The Gaza fisherman who built his own reef - and was shot dead there by an Israeli gunboat

The death of a Gaza fisherman

He built his own reef, and was fatally shot there by an Israeli gunboat
Saudi Arabia's airstrikes in Yemen are fuelling the Gulf's fire

Saudi airstrikes are fuelling the Gulf's fire

Arab intervention in Yemen risks entrenching Sunni-Shia divide and handing a victory to Isis, says Patrick Cockburn
Zayn Malik's departure from One Direction shows the perils of fame in the age of social media

The only direction Zayn could go

We wince at the anguish of One Direction's fans, but Malik's departure shows the perils of fame in the age of social media
Young Magician of the Year 2015: Meet the schoolgirl from Newcastle who has her heart set on being the competition's first female winner

Spells like teen spirit

A 16-year-old from Newcastle has set her heart on being the first female to win Young Magician of the Year. Jonathan Owen meets her
Jonathan Anderson: If fashion is a cycle, this young man knows just how to ride it

If fashion is a cycle, this young man knows just how to ride it

British designer Jonathan Anderson is putting his stamp on venerable house Loewe
Number plates scheme could provide a licence to offend in the land of the free

Licence to offend in the land of the free

Cash-strapped states have hit on a way of making money out of drivers that may be in collision with the First Amendment, says Rupert Cornwell
From farm to fork: Meet the Cornish fishermen, vegetable-growers and butchers causing a stir in London's top restaurants
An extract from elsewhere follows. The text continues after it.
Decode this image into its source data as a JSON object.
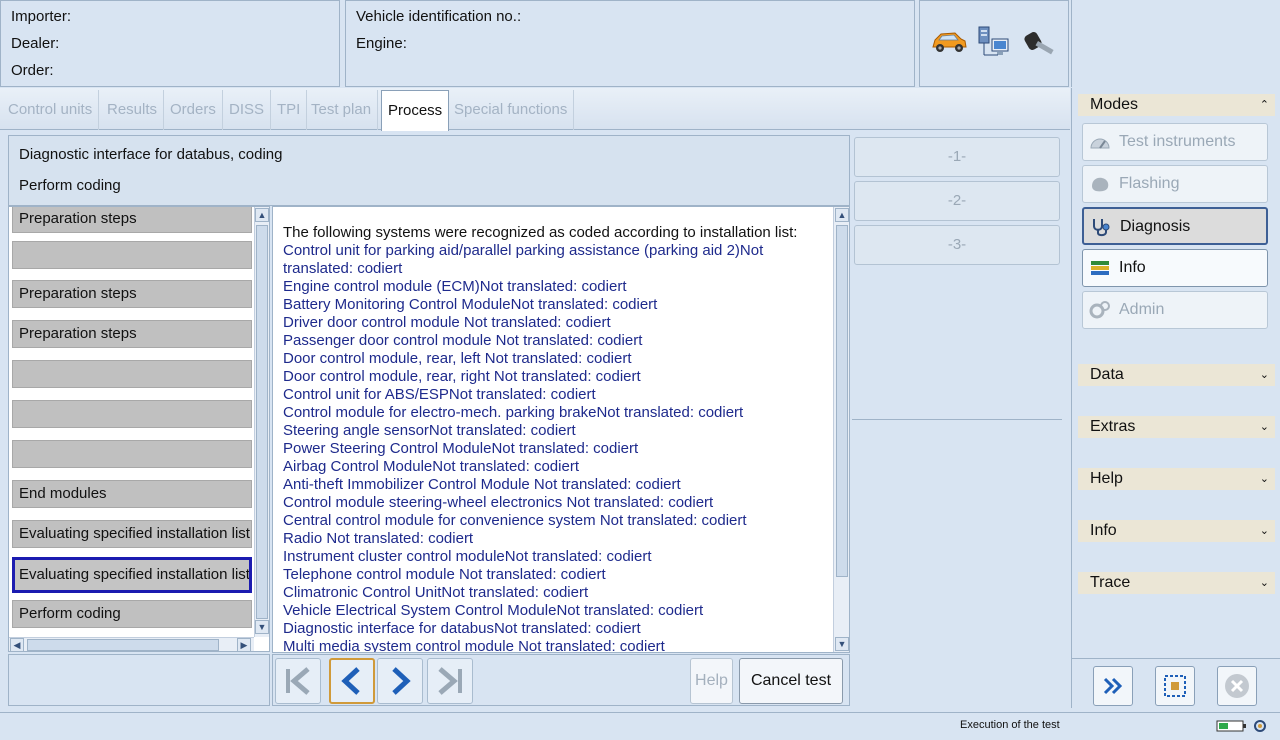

From farm to fork in Cornwall

One man is bringing together Cornwall's most accomplished growers, fishermen and butchers with London's best chefs to put the finest, freshest produce on the plates of some of the country’s best restaurants
Robert Parker interview: The world's top wine critic on tasting 10,000 bottles a year, absurd drinking notes and New World wannabes

Robert Parker interview

The world's top wine critic on tasting 10,000 bottles a year, absurd drinking notes and New World wannabes
Don't believe the stereotype - or should you?

Don't believe the stereotype - or should you?

We exaggerate regional traits and turn them into jokes - and those on the receiving end are in on it too, says DJ Taylor